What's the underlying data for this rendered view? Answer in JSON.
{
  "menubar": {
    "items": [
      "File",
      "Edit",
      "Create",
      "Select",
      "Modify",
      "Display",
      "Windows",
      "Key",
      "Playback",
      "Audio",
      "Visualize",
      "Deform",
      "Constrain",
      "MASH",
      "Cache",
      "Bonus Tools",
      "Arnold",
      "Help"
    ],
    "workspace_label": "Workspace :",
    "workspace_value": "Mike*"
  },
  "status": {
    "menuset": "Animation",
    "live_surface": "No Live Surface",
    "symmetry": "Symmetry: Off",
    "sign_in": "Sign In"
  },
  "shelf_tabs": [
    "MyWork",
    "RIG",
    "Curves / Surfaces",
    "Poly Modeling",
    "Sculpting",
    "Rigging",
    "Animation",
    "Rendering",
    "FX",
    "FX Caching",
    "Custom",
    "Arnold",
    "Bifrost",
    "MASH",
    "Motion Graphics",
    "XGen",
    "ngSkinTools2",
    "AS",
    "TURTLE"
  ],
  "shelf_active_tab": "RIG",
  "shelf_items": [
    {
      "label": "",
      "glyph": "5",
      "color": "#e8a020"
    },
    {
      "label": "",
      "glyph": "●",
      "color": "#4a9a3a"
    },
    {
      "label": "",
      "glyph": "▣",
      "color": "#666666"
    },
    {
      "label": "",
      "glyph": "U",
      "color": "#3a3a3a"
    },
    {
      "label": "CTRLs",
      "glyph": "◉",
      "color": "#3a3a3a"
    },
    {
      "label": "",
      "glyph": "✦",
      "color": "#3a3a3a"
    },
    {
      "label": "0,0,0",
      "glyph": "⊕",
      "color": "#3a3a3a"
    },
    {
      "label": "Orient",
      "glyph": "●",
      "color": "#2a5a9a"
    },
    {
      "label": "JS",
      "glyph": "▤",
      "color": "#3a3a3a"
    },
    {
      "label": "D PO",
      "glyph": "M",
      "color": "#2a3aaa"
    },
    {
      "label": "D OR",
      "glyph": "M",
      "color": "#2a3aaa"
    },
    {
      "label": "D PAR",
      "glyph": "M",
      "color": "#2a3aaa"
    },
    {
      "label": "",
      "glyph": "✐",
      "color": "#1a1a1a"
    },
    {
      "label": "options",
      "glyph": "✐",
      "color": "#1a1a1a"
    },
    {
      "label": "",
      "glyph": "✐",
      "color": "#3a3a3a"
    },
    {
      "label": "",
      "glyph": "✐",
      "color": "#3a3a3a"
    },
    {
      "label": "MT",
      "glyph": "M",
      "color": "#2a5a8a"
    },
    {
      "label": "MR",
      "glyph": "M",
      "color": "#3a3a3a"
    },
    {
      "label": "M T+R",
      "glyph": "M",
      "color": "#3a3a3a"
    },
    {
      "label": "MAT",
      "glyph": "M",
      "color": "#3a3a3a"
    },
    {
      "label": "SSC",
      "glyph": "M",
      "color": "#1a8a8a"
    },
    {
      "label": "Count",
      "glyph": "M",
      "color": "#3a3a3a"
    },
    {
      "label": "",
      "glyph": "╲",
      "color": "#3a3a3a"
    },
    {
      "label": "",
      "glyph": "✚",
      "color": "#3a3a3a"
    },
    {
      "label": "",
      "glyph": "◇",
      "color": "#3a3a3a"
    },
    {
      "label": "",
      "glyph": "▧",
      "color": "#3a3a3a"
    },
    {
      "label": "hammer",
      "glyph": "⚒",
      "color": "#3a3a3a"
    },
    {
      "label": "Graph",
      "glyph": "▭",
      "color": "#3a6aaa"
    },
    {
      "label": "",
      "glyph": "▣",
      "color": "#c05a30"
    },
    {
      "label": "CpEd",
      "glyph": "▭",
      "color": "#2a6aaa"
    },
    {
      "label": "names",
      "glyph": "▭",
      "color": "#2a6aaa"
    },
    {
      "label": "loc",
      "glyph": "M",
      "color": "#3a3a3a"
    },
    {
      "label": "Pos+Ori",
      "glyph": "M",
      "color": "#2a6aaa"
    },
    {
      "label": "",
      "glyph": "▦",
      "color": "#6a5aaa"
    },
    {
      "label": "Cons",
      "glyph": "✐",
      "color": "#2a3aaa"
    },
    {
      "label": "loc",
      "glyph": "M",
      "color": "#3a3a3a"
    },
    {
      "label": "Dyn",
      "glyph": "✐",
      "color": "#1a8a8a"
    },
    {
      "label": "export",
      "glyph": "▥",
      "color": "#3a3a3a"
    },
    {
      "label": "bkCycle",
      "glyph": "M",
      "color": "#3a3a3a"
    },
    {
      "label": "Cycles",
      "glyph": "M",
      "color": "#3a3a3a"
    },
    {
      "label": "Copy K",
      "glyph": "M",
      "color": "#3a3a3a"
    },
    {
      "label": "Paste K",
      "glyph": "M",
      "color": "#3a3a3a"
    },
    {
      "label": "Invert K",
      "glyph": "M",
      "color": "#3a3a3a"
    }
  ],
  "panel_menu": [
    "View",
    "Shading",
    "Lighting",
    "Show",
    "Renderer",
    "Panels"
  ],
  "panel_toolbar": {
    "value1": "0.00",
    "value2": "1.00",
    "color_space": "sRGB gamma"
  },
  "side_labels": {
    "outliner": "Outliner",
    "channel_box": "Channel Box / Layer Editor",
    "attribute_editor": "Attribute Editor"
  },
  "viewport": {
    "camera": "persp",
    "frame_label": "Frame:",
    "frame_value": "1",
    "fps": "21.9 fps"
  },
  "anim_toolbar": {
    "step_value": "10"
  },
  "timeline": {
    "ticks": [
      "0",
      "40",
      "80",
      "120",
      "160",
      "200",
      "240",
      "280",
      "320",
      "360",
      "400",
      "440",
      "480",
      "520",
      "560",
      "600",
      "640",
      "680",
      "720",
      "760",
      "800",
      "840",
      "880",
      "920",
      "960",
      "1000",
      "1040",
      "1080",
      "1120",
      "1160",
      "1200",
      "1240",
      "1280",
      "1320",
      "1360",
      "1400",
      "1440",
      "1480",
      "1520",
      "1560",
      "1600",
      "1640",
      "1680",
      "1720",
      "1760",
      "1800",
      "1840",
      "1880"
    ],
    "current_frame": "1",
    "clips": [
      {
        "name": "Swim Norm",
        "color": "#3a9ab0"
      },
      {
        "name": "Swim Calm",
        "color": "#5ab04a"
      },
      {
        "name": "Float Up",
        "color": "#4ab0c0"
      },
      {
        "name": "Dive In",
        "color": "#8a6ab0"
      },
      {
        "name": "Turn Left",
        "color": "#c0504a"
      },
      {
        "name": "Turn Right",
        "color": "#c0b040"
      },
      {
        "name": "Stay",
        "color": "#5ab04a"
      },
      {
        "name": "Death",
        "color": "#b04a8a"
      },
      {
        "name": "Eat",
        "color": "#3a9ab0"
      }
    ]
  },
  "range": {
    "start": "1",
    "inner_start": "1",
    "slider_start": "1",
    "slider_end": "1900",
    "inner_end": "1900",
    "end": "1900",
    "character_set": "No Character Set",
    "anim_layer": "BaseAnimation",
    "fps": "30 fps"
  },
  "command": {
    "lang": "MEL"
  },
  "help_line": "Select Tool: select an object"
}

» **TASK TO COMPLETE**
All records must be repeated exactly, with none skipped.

» **EXERCISE OUTPUT**
What's the underlying data for this rendered view? Answer in JSON.
{
  "menubar": {
    "items": [
      "File",
      "Edit",
      "Create",
      "Select",
      "Modify",
      "Display",
      "Windows",
      "Key",
      "Playback",
      "Audio",
      "Visualize",
      "Deform",
      "Constrain",
      "MASH",
      "Cache",
      "Bonus Tools",
      "Arnold",
      "Help"
    ],
    "workspace_label": "Workspace :",
    "workspace_value": "Mike*"
  },
  "status": {
    "menuset": "Animation",
    "live_surface": "No Live Surface",
    "symmetry": "Symmetry: Off",
    "sign_in": "Sign In"
  },
  "shelf_tabs": [
    "MyWork",
    "RIG",
    "Curves / Surfaces",
    "Poly Modeling",
    "Sculpting",
    "Rigging",
    "Animation",
    "Rendering",
    "FX",
    "FX Caching",
    "Custom",
    "Arnold",
    "Bifrost",
    "MASH",
    "Motion Graphics",
    "XGen",
    "ngSkinTools2",
    "AS",
    "TURTLE"
  ],
  "shelf_active_tab": "RIG",
  "shelf_items": [
    {
      "label": "",
      "glyph": "5",
      "color": "#e8a020"
    },
    {
      "label": "",
      "glyph": "●",
      "color": "#4a9a3a"
    },
    {
      "label": "",
      "glyph": "▣",
      "color": "#666666"
    },
    {
      "label": "",
      "glyph": "U",
      "color": "#3a3a3a"
    },
    {
      "label": "CTRLs",
      "glyph": "◉",
      "color": "#3a3a3a"
    },
    {
      "label": "",
      "glyph": "✦",
      "color": "#3a3a3a"
    },
    {
      "label": "0,0,0",
      "glyph": "⊕",
      "color": "#3a3a3a"
    },
    {
      "label": "Orient",
      "glyph": "●",
      "color": "#2a5a9a"
    },
    {
      "label": "JS",
      "glyph": "▤",
      "color": "#3a3a3a"
    },
    {
      "label": "D PO",
      "glyph": "M",
      "color": "#2a3aaa"
    },
    {
      "label": "D OR",
      "glyph": "M",
      "color": "#2a3aaa"
    },
    {
      "label": "D PAR",
      "glyph": "M",
      "color": "#2a3aaa"
    },
    {
      "label": "",
      "glyph": "✐",
      "color": "#1a1a1a"
    },
    {
      "label": "options",
      "glyph": "✐",
      "color": "#1a1a1a"
    },
    {
      "label": "",
      "glyph": "✐",
      "color": "#3a3a3a"
    },
    {
      "label": "",
      "glyph": "✐",
      "color": "#3a3a3a"
    },
    {
      "label": "MT",
      "glyph": "M",
      "color": "#2a5a8a"
    },
    {
      "label": "MR",
      "glyph": "M",
      "color": "#3a3a3a"
    },
    {
      "label": "M T+R",
      "glyph": "M",
      "color": "#3a3a3a"
    },
    {
      "label": "MAT",
      "glyph": "M",
      "color": "#3a3a3a"
    },
    {
      "label": "SSC",
      "glyph": "M",
      "color": "#1a8a8a"
    },
    {
      "label": "Count",
      "glyph": "M",
      "color": "#3a3a3a"
    },
    {
      "label": "",
      "glyph": "╲",
      "color": "#3a3a3a"
    },
    {
      "label": "",
      "glyph": "✚",
      "color": "#3a3a3a"
    },
    {
      "label": "",
      "glyph": "◇",
      "color": "#3a3a3a"
    },
    {
      "label": "",
      "glyph": "▧",
      "color": "#3a3a3a"
    },
    {
      "label": "hammer",
      "glyph": "⚒",
      "color": "#3a3a3a"
    },
    {
      "label": "Graph",
      "glyph": "▭",
      "color": "#3a6aaa"
    },
    {
      "label": "",
      "glyph": "▣",
      "color": "#c05a30"
    },
    {
      "label": "CpEd",
      "glyph": "▭",
      "color": "#2a6aaa"
    },
    {
      "label": "names",
      "glyph": "▭",
      "color": "#2a6aaa"
    },
    {
      "label": "loc",
      "glyph": "M",
      "color": "#3a3a3a"
    },
    {
      "label": "Pos+Ori",
      "glyph": "M",
      "color": "#2a6aaa"
    },
    {
      "label": "",
      "glyph": "▦",
      "color": "#6a5aaa"
    },
    {
      "label": "Cons",
      "glyph": "✐",
      "color": "#2a3aaa"
    },
    {
      "label": "loc",
      "glyph": "M",
      "color": "#3a3a3a"
    },
    {
      "label": "Dyn",
      "glyph": "✐",
      "color": "#1a8a8a"
    },
    {
      "label": "export",
      "glyph": "▥",
      "color": "#3a3a3a"
    },
    {
      "label": "bkCycle",
      "glyph": "M",
      "color": "#3a3a3a"
    },
    {
      "label": "Cycles",
      "glyph": "M",
      "color": "#3a3a3a"
    },
    {
      "label": "Copy K",
      "glyph": "M",
      "color": "#3a3a3a"
    },
    {
      "label": "Paste K",
      "glyph": "M",
      "color": "#3a3a3a"
    },
    {
      "label": "Invert K",
      "glyph": "M",
      "color": "#3a3a3a"
    }
  ],
  "panel_menu": [
    "View",
    "Shading",
    "Lighting",
    "Show",
    "Renderer",
    "Panels"
  ],
  "panel_toolbar": {
    "value1": "0.00",
    "value2": "1.00",
    "color_space": "sRGB gamma"
  },
  "side_labels": {
    "outliner": "Outliner",
    "channel_box": "Channel Box / Layer Editor",
    "attribute_editor": "Attribute Editor"
  },
  "viewport": {
    "camera": "persp",
    "frame_label": "Frame:",
    "frame_value": "1",
    "fps": "21.9 fps"
  },
  "anim_toolbar": {
    "step_value": "10"
  },
  "timeline": {
    "ticks": [
      "0",
      "40",
      "80",
      "120",
      "160",
      "200",
      "240",
      "280",
      "320",
      "360",
      "400",
      "440",
      "480",
      "520",
      "560",
      "600",
      "640",
      "680",
      "720",
      "760",
      "800",
      "840",
      "880",
      "920",
      "960",
      "1000",
      "1040",
      "1080",
      "1120",
      "1160",
      "1200",
      "1240",
      "1280",
      "1320",
      "1360",
      "1400",
      "1440",
      "1480",
      "1520",
      "1560",
      "1600",
      "1640",
      "1680",
      "1720",
      "1760",
      "1800",
      "1840",
      "1880"
    ],
    "current_frame": "1",
    "clips": [
      {
        "name": "Swim Norm",
        "color": "#3a9ab0"
      },
      {
        "name": "Swim Calm",
        "color": "#5ab04a"
      },
      {
        "name": "Float Up",
        "color": "#4ab0c0"
      },
      {
        "name": "Dive In",
        "color": "#8a6ab0"
      },
      {
        "name": "Turn Left",
        "color": "#c0504a"
      },
      {
        "name": "Turn Right",
        "color": "#c0b040"
      },
      {
        "name": "Stay",
        "color": "#5ab04a"
      },
      {
        "name": "Death",
        "color": "#b04a8a"
      },
      {
        "name": "Eat",
        "color": "#3a9ab0"
      }
    ]
  },
  "range": {
    "start": "1",
    "inner_start": "1",
    "slider_start": "1",
    "slider_end": "1900",
    "inner_end": "1900",
    "end": "1900",
    "character_set": "No Character Set",
    "anim_layer": "BaseAnimation",
    "fps": "30 fps"
  },
  "command": {
    "lang": "MEL"
  },
  "help_line": "Select Tool: select an object"
}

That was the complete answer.